CORVALLIS, OR - NOVEMBER 5: Quarterback Andrew Luck #12 of the Stanford Cardinal looks to pass against the Oregon State Beavers in the first quarter on November 5, 2011 at Reser Stadium in Corvallis, Oregon. (Photo by Craig Mitchelldyer/Getty Images)
Tonight is what Andrew Luck came back for. (Well, either that or he really wants that unaccredited architecture degree, and loves the anonymity of Palo Alto or something. BUT THIS MAKES BETTER COPY.)
Luck has proven that he can pretty much overwhelm any overmatched opponent with this Stanford offense. He's able to check down and go to the running play when defenses target toward the pass, he finds the holes in the various coverage schemes defenses flash against him, he knows when he needs to run when his receivers are blanketed, and he generally is able to hit the quick option when needed.
The last test remaining? Oregon, the team that thwarted him from playing for a title a year ago.
Oregon proved they could get to Luck the last time they faced, or at least befuddle him on enough plays to force him to make the critical errors that were the difference.
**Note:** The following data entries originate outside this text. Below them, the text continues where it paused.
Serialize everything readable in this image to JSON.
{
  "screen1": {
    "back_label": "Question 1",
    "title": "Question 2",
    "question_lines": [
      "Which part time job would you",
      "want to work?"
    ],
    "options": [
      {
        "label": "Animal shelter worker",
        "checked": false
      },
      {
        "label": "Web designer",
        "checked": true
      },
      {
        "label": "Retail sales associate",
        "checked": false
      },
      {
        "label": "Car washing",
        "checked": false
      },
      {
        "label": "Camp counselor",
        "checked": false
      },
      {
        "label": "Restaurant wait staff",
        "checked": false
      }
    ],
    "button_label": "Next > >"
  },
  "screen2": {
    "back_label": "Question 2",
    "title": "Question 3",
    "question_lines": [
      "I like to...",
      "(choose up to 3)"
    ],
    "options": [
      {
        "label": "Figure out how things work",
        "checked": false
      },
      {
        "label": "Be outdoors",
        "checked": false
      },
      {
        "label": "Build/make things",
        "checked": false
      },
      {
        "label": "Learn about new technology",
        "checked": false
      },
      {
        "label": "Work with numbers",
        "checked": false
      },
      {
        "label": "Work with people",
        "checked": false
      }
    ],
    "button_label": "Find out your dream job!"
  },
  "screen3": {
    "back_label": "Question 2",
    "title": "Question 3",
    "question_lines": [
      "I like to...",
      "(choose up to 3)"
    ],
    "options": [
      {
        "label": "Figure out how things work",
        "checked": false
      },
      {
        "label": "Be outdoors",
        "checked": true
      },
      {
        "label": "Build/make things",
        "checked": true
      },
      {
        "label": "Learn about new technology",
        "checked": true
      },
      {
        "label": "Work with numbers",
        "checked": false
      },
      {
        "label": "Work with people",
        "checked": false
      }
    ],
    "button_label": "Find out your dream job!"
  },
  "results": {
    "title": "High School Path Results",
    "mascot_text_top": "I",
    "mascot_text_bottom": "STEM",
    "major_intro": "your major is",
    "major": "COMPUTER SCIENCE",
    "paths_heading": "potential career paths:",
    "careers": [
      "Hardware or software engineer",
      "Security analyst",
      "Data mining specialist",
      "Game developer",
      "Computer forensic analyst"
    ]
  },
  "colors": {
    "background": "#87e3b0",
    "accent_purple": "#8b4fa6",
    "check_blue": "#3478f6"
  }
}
Luck cannot make the same mistakes this time around if he expects to outduel Darron Thomas this time around.
This year, the Stanford running foundation looks more solid with Stepfan Taylor leading the way (and Tyler Gaffney, Anthony Wilkerson and Jeremy Stewart all aiding the load) but Oregon's run defense hasn't missed a beat in conference play. The Cardinal will likely have to get the running game going in concert with the pass attack to pull this one out, which means Luck needs to be effective at spreading Oregon all over the field and methodically move the ball down the field on their defense. Execution was pretty good the last time the two faced, but this time the Cardinal and Luck need to be clicking all game long and stay one step ahead of Nick Aliotti.
With a first year coach leading the way, Luck has to be prepared to take Oregon's speed and move against them. Since the Cardinal defense likely doesn't have the strength to contain the Ducks for most of the game, it's up to the top college quarterback in the land to stay ahead of Stanford and take advantage of every opportunity they get.
There are a few things that might work.
1) Using Luck as a runner. Luck has not run as much as he has last season, but his ability to pick up yards might be critical. Luck has proven he can be plenty physical, so it might be tough to bring him down and help Stanford gain the critical yards they need. It also provides an added dimension to the Stanford power run attack that was so effective at gashing Oregon two years back.
2) The Wildcat. Remember that bizarro look the Cardinal threw out on 3rd down against the Trojans a few weeks back? Time to bring out the bizarro here and try and force Oregon to plug up the line of scrimmage.
3) Utilize the tight ends. If there's any weakness to the Oregon coverage scheme, it's that their pressure schemes will open up at least a couple of spots on the interior. Coby Fleener needs to be Luck's main target, with the practically unguardable Levine Toilolo mixed in.
4) Distribute the football. Although Luck doesn't have the deep option (like Doug Baldwin or Chris Owusu) that stretches the field, he's proven he can stretch it almost anywhere from 5 to 25 yards. Luck has proven he can hit almost every receiver on the field, and he might need to mix it up as much as possible to keep the Oregon defense off-balance all game long.
All of this will be negated if Luck can't nail his throws. Last year in Autzen, just one too many throws were off-target, or pressed into coverage. The Stanford QB needs to be more determinative and make his reads properly. The perfect game in the biggest game (or something very close to it) could very well be needed.
After this, there won't be any more chances for this quarterback. The spotlight is on Andrew Luck. Time to prove he's worth all the hype and all the adulation. Time to beat Oregon.